~ kX
1/ ~ r

( LX,KX)

~ kY

(LY,KY) O Figure 4

~ 1/ w

It is then quite easy to use the diagram to find the effects, at constant prices, of a change in endowments on outputs. In Figure 5, for example, is shown the effect of an increase in the endowment of capital holding the labor endowment constant. The advantage of doing this in the Lerner diagram is that it readily shows the effects both inside and outside of the diversification cone. As shown, a not-too-large increase in capital endowment from E to E increases the factor allocation in X from v X to v X and reduces the allocation in Y from v Y to v Y, showing the usual Rybczynski result that the capital-intensive output rises more than in proportion to the capital increase and the other output falls. A further increase in endowment on the other hand, to E, moves the endowment point outside the diversification cone, reducing the factor allocation in the Y industry to zero and no further, while extending but also tilting the vector of

K
~ vX Ek X
1/ ~ r

vX vX

E E
~ kY

vY vY Figure 5

~ 1/ w

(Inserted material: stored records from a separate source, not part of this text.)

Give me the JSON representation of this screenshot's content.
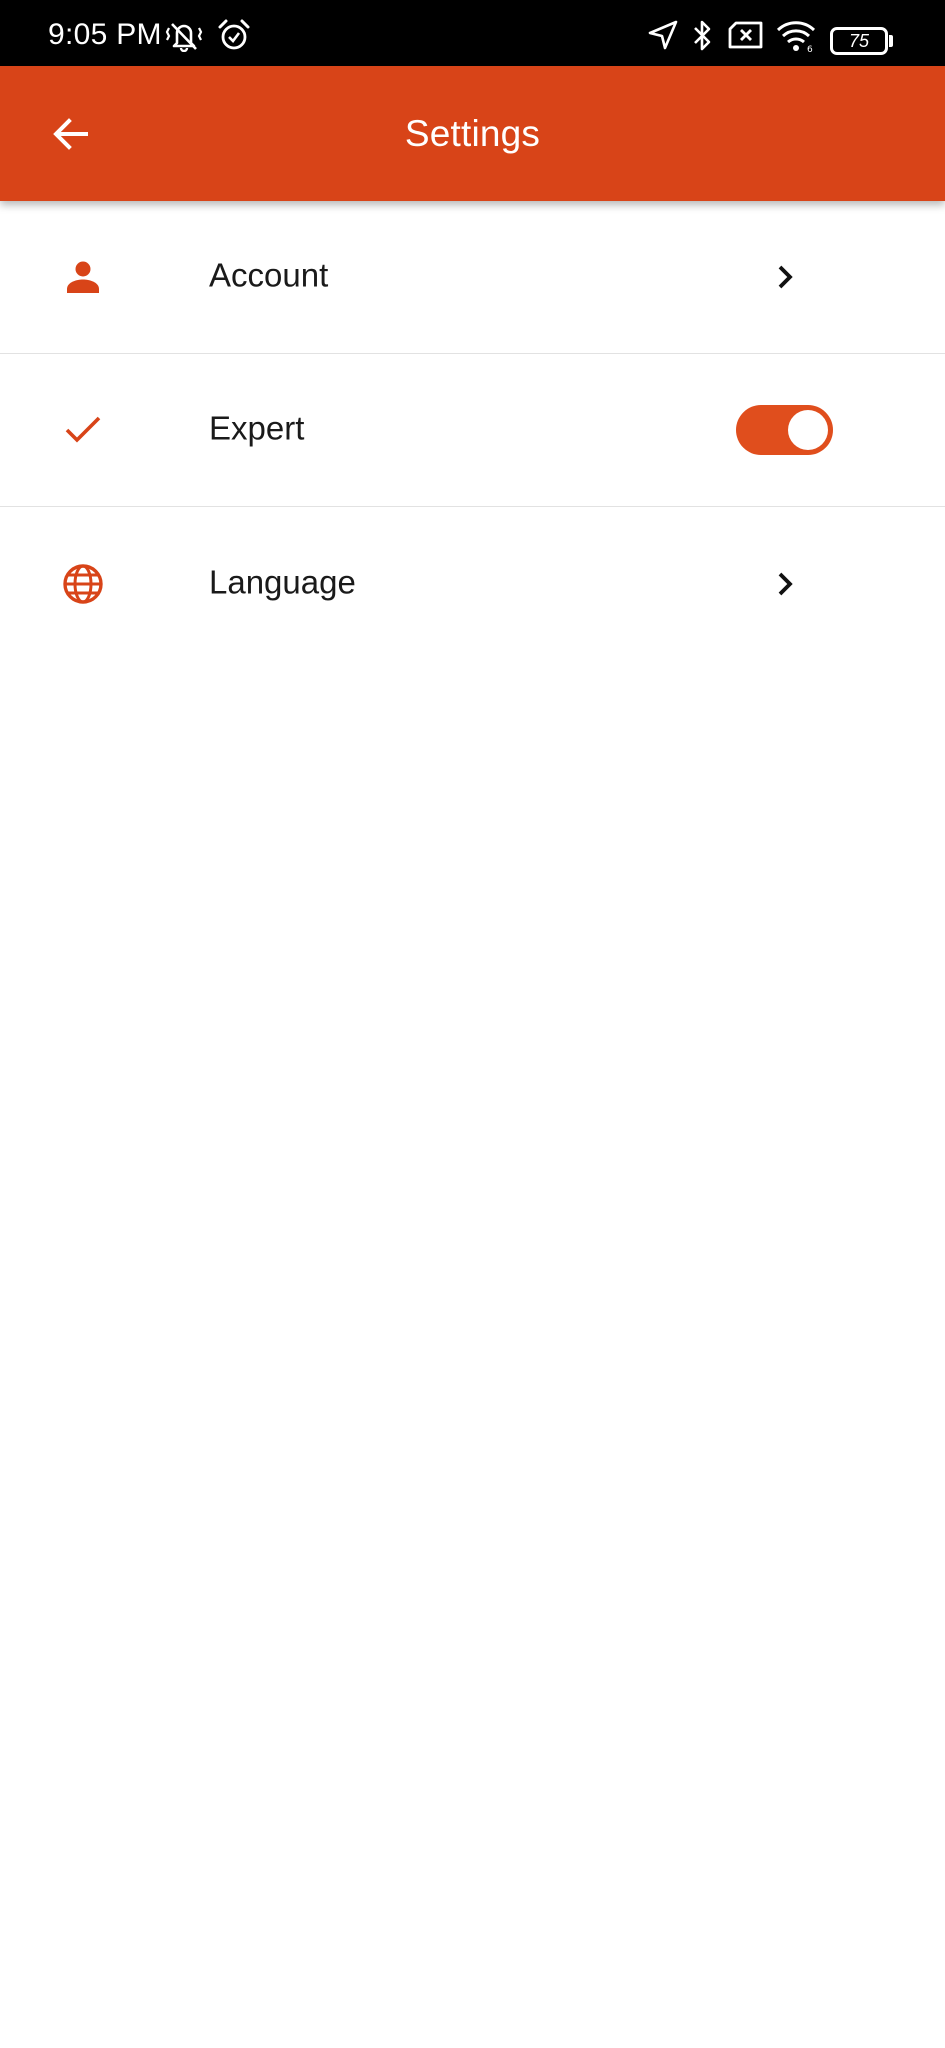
{
  "status_bar": {
    "time": "9:05 PM",
    "battery": "75",
    "icons": [
      "vibrate-icon",
      "alarm-icon",
      "location-icon",
      "bluetooth-icon",
      "no-sim-icon",
      "wifi-icon",
      "battery-icon"
    ]
  },
  "app_bar": {
    "title": "Settings",
    "back_icon": "arrow-back-icon"
  },
  "settings": {
    "items": [
      {
        "label": "Account",
        "icon": "person-icon",
        "trailing": "chevron-right-icon"
      },
      {
        "label": "Expert",
        "icon": "check-icon",
        "trailing": "toggle",
        "toggle_on": true
      },
      {
        "label": "Language",
        "icon": "globe-icon",
        "trailing": "chevron-right-icon"
      }
    ]
  },
  "colors": {
    "accent": "#d84418",
    "toggle_track": "#e04e1d",
    "background": "#ffffff",
    "status_bar": "#000000",
    "divider": "#e2e2e2"
  }
}
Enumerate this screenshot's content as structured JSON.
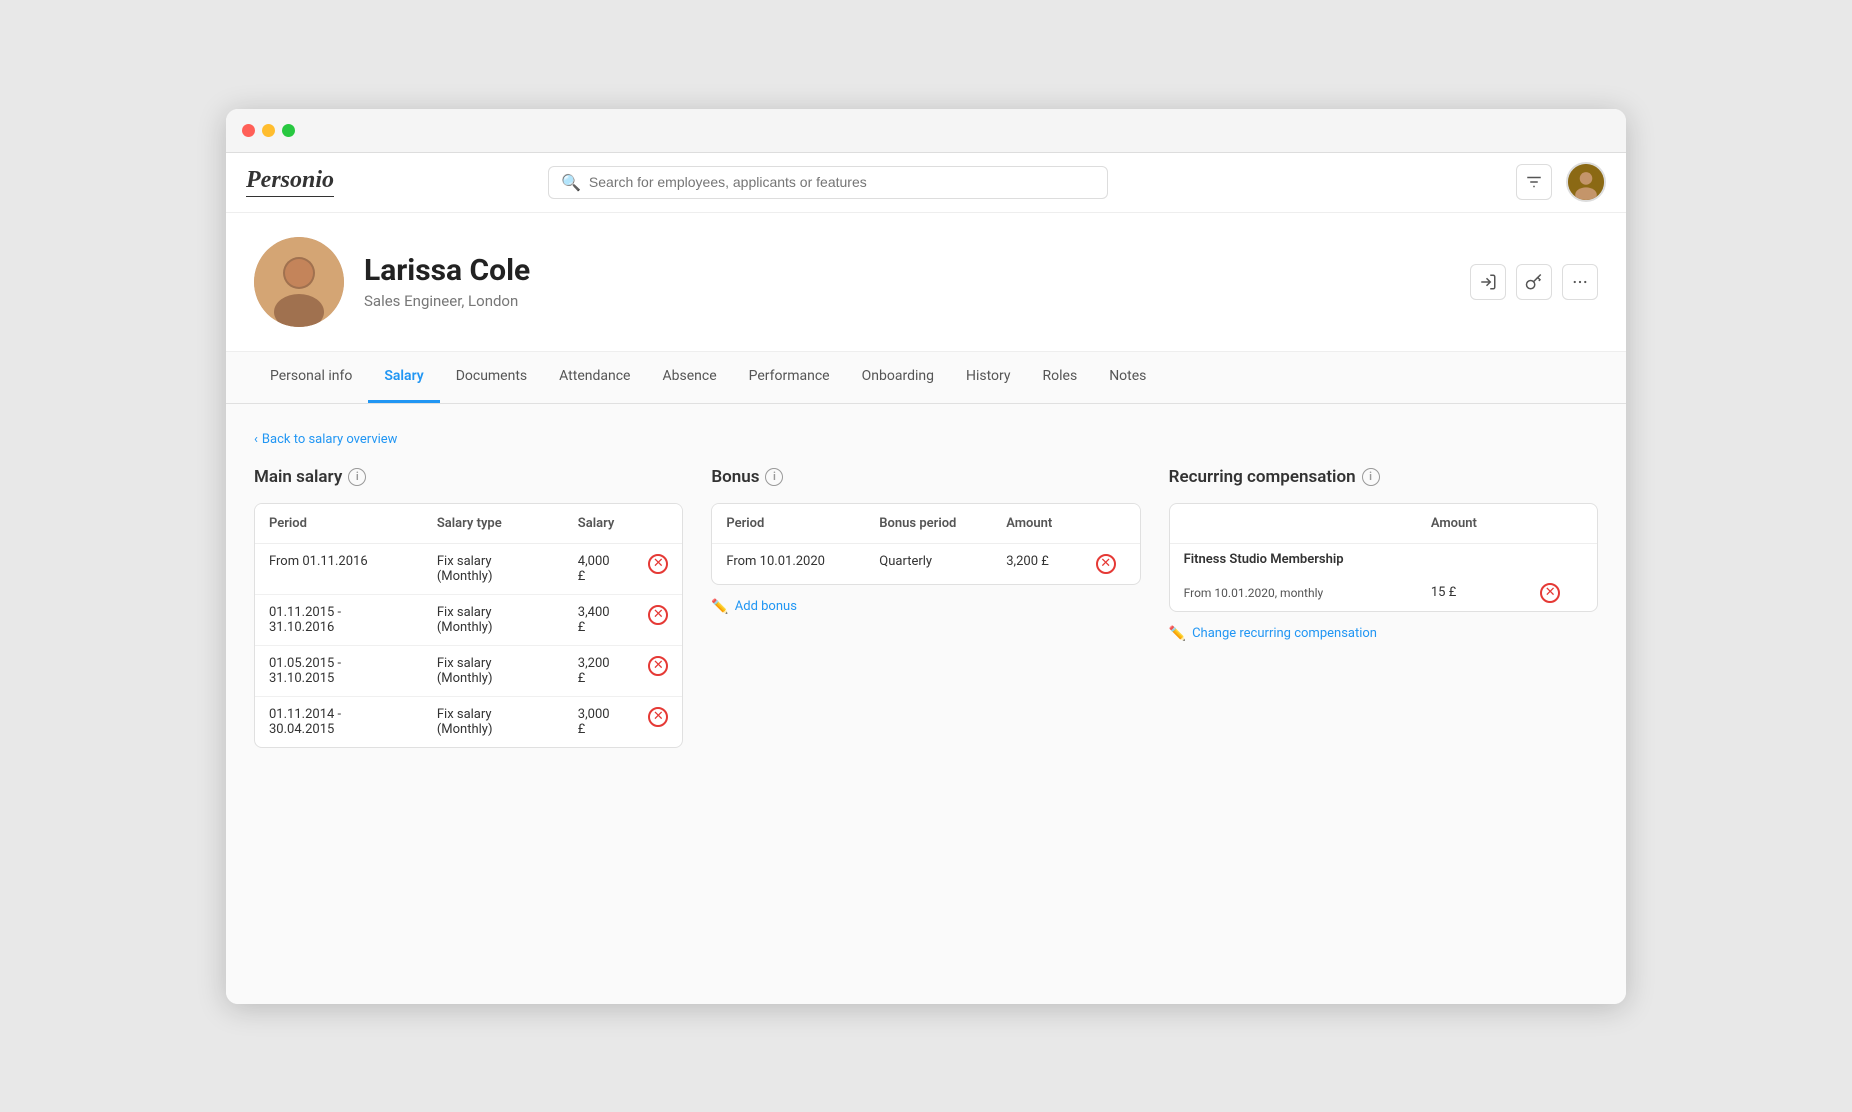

factors in X to v X. Beyond the border of the cone, output of X rises but less than in proportion to the increase in capital. Stolper-Samuelson The original purpose of the Lerner Diagram in Lerner (1952) was to examine price changes, so it is fitting to close with that here. An increase in the price of, say, good Y, holding the price of X constant, means that a dollar can be earned from production of a smaller quantity of Y. Thus the unit value isoquant of good Y shifts radially inwards toward the origin by the percentage of the price increase. This is shown in Figure 6. This inward shift causes the common tangent to the X and Y unit-value isoquants to rotate clockwise, as shown, showing immediately that the

K
~ kX
1/ ~ r X=1/ pX 1/ ~ r

~ kY

Y=1/ pY Y=1/ pY 1 1 1 L ~ ~ ~ w w w Figure 6

~/~ wage-rental ratio corresponding to diversification, w r , must rise, since it is the slope of this common tangent. Its intercepts also show immediately that the nominal wage of labor rises, while the nominal rental on capital falls, both with good X as numeraire. The latter is sufficient for the Stolper-Samuelson result that the real rental on capital (the factor not used intensively in the sector whose price has risen) falls. To finish the Stolper-Samuelson Theorem we need the effect on the real wage, which requires comparing the nominal wage to the increase in price of Y. The construction of the (blue, dotted) line parallel to the old isocost line but tangent to the ~ , that has increased by the same new isoquant serves this purpose, since it identifies a wage, w ~ percentage as pY. Since w is larger than this, the real wage rises. The diagram can also be used to find the effects of a price change on factor allocations and thus outputs. This is done in Figure 7 for the same increase in pY as Figure 6. Using the same construction of factor allocation vectors, v X and v Y, as in Figure 4, we find that more factors are
K
~ kX

~ kX

X=1/ pX vX vX vY O vY Figure 7 E
~ kY
~ kY

Y=1/ pY Y=1/ pY L

allocated to good Y, and less to good X, than before the price change. Hence output of Y rises and output of X falls. These vectors also, if one is interested, trace out the contract curve in the implicit Edgeworth production box between the origin and the endowment point E. References
Findlay, R. and H. Grubert 1959 "Factor Intensities, Technological Progress and the Terms of Trade," Oxford Economic Papers 11, pp. 111-121. Lerner, Abba P. 1952 "Factor Prices and International Trade," Economica n.s. 19, (February). Pearce, Ivor F. 1952 "The Factor Price Equalization Myth," Review of Economic Studies 19 no. 2, pp. 111-120.